Supplied information:
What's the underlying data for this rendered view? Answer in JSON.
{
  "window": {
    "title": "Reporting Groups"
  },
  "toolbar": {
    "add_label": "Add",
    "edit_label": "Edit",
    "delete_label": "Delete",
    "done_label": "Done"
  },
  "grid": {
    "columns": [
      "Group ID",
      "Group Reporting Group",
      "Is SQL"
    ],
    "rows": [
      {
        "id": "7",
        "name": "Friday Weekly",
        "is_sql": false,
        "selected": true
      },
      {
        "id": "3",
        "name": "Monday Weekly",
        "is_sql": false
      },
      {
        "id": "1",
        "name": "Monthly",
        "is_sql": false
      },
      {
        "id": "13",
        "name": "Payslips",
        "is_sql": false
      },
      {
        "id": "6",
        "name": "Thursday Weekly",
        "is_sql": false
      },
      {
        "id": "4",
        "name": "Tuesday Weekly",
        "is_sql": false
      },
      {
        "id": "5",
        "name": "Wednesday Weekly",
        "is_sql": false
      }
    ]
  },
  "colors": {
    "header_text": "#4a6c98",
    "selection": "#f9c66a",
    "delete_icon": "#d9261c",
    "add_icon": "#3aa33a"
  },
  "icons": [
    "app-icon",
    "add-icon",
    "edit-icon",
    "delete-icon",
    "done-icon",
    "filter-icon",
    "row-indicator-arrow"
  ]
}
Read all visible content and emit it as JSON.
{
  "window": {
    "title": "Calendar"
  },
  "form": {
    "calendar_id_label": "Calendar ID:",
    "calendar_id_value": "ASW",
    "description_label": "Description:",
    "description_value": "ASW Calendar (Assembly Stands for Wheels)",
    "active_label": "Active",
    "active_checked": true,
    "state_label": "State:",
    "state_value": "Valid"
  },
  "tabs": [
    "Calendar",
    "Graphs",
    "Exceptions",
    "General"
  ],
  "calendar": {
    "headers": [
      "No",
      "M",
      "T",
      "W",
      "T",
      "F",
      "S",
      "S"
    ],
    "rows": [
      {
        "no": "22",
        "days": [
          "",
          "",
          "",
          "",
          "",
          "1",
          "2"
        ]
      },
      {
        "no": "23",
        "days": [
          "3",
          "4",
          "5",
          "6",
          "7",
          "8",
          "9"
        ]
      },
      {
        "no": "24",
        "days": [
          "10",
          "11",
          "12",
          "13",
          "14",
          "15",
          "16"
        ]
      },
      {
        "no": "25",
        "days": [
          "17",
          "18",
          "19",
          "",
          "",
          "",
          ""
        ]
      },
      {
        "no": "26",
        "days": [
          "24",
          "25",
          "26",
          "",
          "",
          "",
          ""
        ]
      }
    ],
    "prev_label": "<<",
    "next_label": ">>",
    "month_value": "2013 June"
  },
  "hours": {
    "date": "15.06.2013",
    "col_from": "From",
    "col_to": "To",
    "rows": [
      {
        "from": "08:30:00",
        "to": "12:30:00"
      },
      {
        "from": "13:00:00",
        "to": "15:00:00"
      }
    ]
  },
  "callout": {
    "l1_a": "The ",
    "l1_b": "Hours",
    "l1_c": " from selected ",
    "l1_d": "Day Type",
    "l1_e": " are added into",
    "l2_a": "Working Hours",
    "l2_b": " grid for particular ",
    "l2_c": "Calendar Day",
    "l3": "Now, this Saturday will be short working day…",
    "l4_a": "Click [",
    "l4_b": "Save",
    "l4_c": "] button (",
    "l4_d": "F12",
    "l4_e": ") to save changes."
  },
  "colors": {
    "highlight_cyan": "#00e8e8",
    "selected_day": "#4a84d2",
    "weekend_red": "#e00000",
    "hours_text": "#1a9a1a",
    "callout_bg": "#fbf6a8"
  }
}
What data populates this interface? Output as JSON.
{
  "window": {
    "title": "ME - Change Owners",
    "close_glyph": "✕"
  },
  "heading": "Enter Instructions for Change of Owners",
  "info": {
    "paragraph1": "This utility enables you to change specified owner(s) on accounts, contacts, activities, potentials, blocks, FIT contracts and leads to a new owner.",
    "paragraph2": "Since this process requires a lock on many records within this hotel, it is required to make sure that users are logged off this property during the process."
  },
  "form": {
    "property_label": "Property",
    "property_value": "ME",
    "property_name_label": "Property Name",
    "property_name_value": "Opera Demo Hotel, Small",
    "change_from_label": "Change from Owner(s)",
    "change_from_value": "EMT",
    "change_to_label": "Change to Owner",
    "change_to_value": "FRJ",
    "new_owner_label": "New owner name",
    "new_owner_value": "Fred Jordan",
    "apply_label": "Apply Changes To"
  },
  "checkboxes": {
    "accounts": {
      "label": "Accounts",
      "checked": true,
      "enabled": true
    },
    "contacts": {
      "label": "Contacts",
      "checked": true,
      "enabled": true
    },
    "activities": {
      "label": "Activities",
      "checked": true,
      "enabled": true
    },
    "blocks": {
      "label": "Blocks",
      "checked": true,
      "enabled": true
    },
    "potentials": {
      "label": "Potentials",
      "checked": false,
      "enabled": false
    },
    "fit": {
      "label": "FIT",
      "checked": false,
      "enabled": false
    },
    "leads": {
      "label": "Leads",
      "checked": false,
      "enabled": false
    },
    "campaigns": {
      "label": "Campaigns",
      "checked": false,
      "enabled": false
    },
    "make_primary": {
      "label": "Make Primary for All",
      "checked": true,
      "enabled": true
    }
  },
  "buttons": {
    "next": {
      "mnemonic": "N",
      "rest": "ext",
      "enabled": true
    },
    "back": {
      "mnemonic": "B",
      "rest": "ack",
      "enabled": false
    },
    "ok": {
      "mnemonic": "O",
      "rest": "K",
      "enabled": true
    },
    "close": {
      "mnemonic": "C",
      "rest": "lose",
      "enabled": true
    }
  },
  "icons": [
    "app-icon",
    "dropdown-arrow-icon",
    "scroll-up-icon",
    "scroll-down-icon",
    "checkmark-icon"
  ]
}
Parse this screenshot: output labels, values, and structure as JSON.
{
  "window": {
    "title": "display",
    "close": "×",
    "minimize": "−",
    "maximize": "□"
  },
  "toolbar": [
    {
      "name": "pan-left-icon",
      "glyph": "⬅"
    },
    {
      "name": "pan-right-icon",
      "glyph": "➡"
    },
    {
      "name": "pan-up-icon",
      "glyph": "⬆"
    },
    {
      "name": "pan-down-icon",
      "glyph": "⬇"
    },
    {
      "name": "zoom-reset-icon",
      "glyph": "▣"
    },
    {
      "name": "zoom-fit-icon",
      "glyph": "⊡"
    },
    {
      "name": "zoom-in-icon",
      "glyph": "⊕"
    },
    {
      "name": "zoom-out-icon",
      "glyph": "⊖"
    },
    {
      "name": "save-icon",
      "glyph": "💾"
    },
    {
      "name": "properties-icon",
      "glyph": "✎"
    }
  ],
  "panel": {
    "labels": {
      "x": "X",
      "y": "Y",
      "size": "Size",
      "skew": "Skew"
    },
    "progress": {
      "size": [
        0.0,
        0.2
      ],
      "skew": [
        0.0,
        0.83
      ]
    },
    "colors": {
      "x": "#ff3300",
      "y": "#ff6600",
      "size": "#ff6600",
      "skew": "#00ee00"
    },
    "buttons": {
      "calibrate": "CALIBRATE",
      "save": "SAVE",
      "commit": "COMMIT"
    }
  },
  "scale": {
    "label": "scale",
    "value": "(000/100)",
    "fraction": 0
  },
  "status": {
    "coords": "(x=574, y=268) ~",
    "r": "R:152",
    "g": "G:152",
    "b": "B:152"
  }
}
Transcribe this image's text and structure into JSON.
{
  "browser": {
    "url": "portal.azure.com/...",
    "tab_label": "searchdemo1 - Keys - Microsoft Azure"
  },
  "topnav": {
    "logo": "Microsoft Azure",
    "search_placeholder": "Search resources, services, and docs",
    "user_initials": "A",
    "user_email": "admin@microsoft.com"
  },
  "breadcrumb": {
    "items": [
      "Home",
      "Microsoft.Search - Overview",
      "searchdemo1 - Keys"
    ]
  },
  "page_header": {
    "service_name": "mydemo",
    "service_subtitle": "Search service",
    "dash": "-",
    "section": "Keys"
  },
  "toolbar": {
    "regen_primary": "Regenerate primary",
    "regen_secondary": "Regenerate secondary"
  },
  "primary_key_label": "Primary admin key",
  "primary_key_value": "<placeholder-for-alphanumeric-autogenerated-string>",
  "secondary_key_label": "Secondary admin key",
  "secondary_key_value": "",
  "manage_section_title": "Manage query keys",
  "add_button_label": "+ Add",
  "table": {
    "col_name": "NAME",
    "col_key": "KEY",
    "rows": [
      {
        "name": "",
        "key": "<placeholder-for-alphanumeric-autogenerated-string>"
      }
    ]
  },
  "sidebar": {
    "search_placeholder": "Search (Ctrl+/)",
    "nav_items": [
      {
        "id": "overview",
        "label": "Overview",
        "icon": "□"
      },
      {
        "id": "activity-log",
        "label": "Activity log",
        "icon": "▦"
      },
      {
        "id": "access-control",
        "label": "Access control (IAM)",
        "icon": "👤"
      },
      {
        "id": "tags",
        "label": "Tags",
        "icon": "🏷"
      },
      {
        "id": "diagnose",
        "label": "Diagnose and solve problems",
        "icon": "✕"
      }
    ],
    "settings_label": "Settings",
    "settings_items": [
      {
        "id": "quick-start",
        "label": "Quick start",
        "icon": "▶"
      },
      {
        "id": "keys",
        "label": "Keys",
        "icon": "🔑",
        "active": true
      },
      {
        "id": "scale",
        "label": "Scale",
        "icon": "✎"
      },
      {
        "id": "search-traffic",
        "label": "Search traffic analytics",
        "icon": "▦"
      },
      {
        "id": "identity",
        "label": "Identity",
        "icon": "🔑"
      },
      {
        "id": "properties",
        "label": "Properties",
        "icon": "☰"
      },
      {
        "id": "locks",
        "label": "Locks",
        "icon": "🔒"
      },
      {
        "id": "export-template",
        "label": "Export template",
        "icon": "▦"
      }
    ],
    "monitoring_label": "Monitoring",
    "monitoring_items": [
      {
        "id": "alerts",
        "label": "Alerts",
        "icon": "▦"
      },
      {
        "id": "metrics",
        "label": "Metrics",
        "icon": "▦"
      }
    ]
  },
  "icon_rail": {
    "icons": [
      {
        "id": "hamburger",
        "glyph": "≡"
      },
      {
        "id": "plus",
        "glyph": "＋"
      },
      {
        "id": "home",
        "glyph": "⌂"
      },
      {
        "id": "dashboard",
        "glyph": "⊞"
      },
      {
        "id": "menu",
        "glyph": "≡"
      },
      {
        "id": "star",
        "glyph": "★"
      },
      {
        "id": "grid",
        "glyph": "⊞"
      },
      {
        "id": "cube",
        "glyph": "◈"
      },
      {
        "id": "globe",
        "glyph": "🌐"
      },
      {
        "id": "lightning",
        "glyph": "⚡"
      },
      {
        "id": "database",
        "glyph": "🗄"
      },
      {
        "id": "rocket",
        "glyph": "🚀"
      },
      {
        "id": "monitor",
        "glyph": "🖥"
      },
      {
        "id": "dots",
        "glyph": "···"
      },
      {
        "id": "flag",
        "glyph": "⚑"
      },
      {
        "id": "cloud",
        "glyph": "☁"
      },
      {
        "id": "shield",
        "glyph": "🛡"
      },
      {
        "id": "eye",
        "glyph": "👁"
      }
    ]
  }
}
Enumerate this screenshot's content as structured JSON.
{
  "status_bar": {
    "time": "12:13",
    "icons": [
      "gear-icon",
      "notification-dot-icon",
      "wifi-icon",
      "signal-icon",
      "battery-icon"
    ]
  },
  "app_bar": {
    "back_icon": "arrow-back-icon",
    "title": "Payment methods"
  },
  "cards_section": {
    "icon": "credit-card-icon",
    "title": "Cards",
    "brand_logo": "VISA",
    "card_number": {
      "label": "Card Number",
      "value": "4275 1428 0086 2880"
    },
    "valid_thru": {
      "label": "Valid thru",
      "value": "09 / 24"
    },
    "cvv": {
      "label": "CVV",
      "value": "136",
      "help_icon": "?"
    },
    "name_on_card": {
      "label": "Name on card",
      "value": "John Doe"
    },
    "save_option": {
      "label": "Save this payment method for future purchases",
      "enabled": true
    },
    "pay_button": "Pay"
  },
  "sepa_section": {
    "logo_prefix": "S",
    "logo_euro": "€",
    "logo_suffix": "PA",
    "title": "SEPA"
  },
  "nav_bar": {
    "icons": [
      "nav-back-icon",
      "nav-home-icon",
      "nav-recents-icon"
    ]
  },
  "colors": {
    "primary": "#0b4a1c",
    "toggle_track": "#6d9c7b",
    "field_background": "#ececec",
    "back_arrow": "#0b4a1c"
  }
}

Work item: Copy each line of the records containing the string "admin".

The answer:
    "user_email": "admin@microsoft.com"
  "primary_key_label": "Primary admin key",
  "secondary_key_label": "Secondary admin key",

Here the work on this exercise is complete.